What to produce: Say how many lines in the records include the string "JSON", adding no other words.

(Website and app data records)
________________________________________

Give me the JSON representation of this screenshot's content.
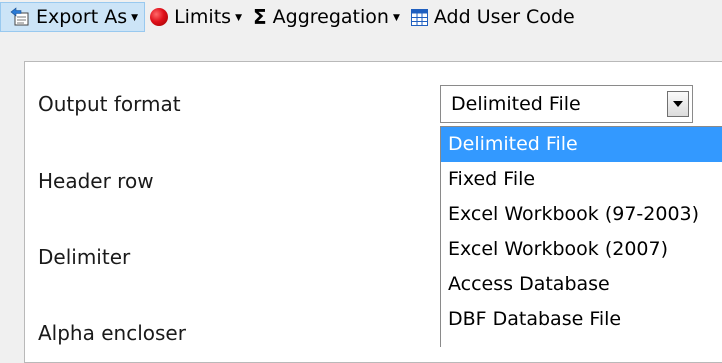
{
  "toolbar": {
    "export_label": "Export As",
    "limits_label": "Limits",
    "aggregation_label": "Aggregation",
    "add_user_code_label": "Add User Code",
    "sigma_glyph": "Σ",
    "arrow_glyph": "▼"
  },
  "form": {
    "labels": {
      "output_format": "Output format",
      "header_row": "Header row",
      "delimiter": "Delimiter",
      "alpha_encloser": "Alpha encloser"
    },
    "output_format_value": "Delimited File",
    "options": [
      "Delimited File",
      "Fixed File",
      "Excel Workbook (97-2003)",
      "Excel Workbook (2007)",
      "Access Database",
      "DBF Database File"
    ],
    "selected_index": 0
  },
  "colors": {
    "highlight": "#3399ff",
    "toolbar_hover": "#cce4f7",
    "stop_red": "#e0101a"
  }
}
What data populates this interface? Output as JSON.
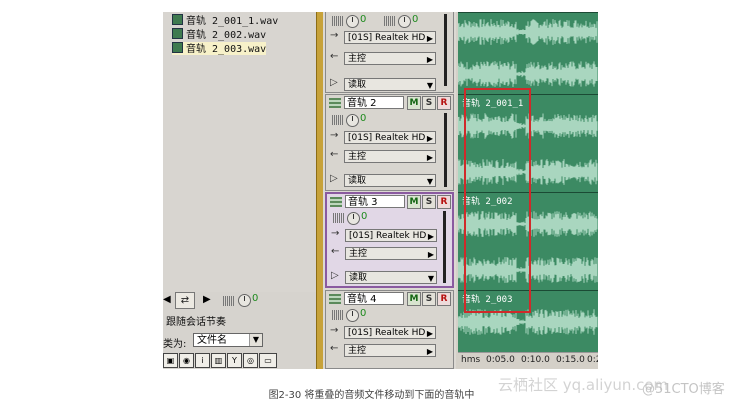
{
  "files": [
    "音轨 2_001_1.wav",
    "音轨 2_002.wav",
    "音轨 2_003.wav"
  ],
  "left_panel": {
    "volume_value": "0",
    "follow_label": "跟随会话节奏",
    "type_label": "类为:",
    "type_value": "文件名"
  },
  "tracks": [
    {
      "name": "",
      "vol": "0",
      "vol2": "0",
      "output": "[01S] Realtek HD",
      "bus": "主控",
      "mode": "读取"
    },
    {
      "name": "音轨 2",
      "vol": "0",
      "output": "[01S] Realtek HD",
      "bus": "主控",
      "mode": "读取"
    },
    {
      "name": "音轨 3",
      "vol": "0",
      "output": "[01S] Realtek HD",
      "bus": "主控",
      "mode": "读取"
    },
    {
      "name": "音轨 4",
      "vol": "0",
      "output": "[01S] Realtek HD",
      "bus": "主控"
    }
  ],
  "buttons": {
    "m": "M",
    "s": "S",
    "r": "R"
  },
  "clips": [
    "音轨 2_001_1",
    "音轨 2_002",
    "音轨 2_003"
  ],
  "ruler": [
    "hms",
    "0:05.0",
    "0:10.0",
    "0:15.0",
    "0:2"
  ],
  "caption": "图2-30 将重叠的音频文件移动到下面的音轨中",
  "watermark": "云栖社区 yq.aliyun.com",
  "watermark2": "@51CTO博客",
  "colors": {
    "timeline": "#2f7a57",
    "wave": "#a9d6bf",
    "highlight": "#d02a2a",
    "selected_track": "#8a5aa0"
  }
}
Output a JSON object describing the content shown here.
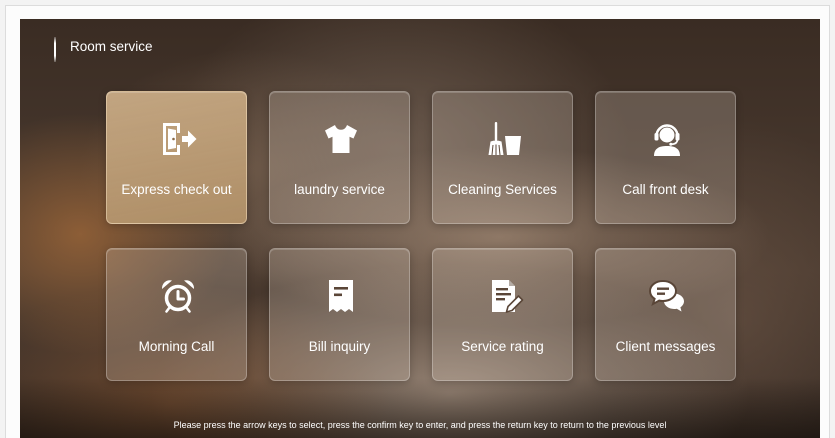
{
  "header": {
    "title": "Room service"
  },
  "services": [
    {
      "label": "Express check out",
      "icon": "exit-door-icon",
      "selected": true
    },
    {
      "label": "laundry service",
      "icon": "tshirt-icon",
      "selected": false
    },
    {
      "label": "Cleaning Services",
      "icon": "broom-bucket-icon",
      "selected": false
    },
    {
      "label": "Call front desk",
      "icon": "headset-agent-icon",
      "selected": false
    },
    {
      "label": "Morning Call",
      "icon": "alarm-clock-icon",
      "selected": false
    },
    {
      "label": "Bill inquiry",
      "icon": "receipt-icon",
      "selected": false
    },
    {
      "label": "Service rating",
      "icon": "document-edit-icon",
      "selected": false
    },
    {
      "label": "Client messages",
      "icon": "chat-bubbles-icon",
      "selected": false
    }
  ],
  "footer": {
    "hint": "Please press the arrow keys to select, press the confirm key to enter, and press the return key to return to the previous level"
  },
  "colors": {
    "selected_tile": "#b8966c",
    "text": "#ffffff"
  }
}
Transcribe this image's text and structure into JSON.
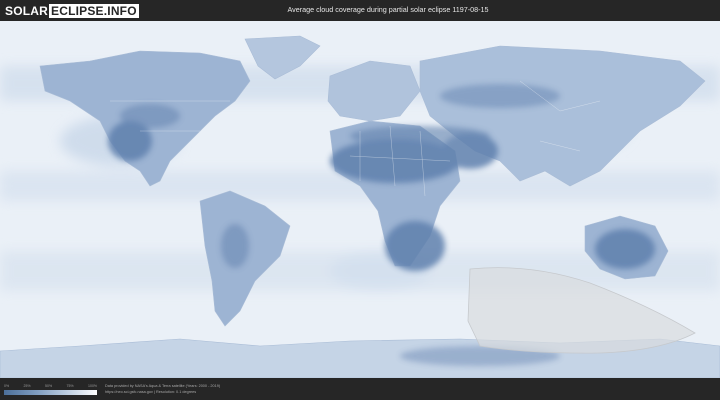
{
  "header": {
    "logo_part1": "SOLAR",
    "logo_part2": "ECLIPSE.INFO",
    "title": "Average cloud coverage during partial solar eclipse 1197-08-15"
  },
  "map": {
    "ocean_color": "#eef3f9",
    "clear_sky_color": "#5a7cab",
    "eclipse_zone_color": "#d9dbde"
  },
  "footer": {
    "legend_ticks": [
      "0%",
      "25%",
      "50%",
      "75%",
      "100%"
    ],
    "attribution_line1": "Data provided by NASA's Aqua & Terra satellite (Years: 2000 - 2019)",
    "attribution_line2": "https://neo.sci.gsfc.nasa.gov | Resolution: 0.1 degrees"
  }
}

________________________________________

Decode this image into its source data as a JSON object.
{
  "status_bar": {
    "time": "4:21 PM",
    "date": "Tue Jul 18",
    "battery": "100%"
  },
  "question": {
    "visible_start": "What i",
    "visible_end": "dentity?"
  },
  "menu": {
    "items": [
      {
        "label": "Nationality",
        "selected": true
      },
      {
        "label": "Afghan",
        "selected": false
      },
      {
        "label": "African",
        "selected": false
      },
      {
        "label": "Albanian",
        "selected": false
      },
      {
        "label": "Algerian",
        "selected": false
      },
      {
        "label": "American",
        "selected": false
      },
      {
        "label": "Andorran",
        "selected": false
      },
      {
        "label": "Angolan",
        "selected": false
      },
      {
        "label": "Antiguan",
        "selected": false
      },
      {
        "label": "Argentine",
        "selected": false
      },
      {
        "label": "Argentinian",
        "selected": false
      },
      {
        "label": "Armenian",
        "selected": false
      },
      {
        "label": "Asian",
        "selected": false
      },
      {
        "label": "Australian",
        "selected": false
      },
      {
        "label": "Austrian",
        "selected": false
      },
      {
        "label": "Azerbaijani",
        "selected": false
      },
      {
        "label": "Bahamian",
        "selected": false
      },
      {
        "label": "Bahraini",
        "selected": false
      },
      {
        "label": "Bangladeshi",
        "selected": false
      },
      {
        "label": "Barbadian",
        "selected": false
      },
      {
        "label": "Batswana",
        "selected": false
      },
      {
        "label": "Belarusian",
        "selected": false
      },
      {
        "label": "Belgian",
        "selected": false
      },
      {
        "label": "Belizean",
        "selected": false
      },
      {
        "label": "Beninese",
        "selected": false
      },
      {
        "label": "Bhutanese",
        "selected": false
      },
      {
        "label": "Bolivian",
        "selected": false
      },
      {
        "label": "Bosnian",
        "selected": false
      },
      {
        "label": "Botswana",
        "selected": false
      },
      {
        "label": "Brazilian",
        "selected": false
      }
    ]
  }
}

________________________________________

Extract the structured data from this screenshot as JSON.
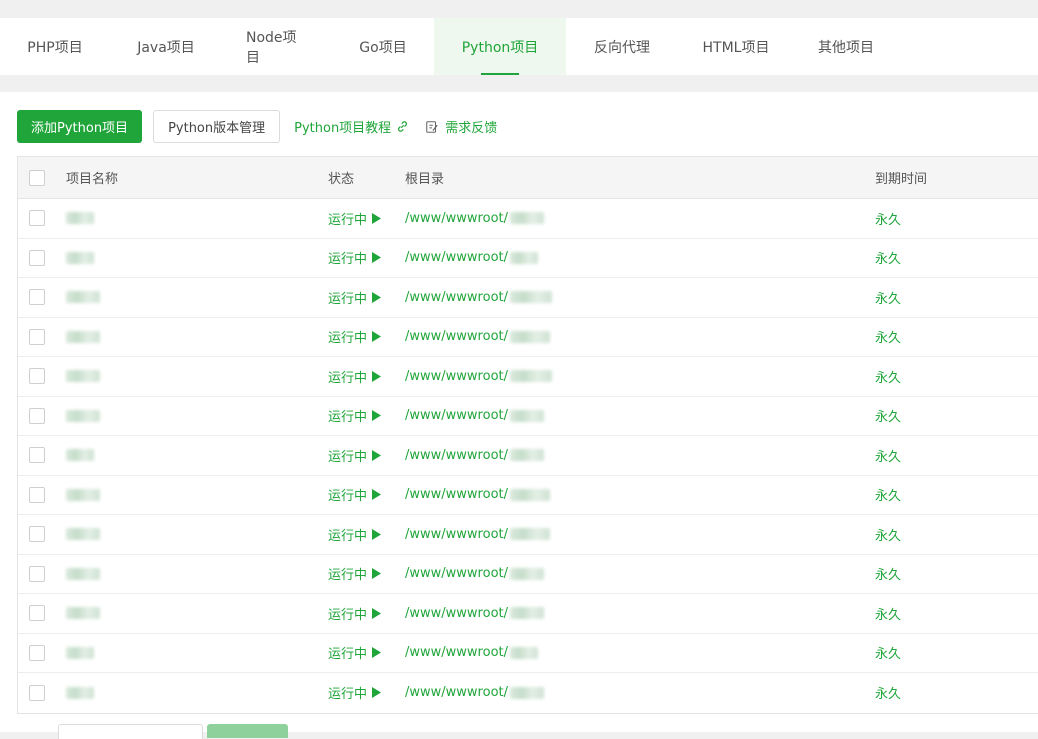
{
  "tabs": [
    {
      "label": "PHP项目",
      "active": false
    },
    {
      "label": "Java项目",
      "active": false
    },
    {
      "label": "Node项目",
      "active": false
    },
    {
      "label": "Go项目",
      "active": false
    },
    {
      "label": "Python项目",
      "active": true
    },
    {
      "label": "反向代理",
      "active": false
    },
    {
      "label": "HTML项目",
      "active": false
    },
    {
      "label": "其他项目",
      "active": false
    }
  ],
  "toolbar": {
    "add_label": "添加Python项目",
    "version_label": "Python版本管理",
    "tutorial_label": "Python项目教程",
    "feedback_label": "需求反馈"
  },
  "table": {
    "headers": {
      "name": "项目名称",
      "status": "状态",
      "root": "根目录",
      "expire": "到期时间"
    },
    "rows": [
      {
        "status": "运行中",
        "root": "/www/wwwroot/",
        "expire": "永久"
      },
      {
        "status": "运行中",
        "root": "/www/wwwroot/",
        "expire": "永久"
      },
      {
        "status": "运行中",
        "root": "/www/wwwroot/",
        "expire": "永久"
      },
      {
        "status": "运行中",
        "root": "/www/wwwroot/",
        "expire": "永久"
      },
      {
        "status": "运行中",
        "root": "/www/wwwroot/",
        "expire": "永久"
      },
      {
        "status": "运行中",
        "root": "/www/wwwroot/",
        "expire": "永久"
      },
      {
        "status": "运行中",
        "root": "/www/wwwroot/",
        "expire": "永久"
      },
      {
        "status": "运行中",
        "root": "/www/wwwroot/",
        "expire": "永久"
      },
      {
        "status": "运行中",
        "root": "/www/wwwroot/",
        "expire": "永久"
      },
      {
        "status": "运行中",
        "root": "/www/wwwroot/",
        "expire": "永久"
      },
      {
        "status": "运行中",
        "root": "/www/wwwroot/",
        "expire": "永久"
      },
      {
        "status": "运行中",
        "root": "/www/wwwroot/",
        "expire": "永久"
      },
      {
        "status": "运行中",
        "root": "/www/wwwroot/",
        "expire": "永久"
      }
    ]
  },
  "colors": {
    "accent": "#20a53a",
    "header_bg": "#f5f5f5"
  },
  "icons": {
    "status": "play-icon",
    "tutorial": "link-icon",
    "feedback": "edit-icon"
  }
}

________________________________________

Response: 6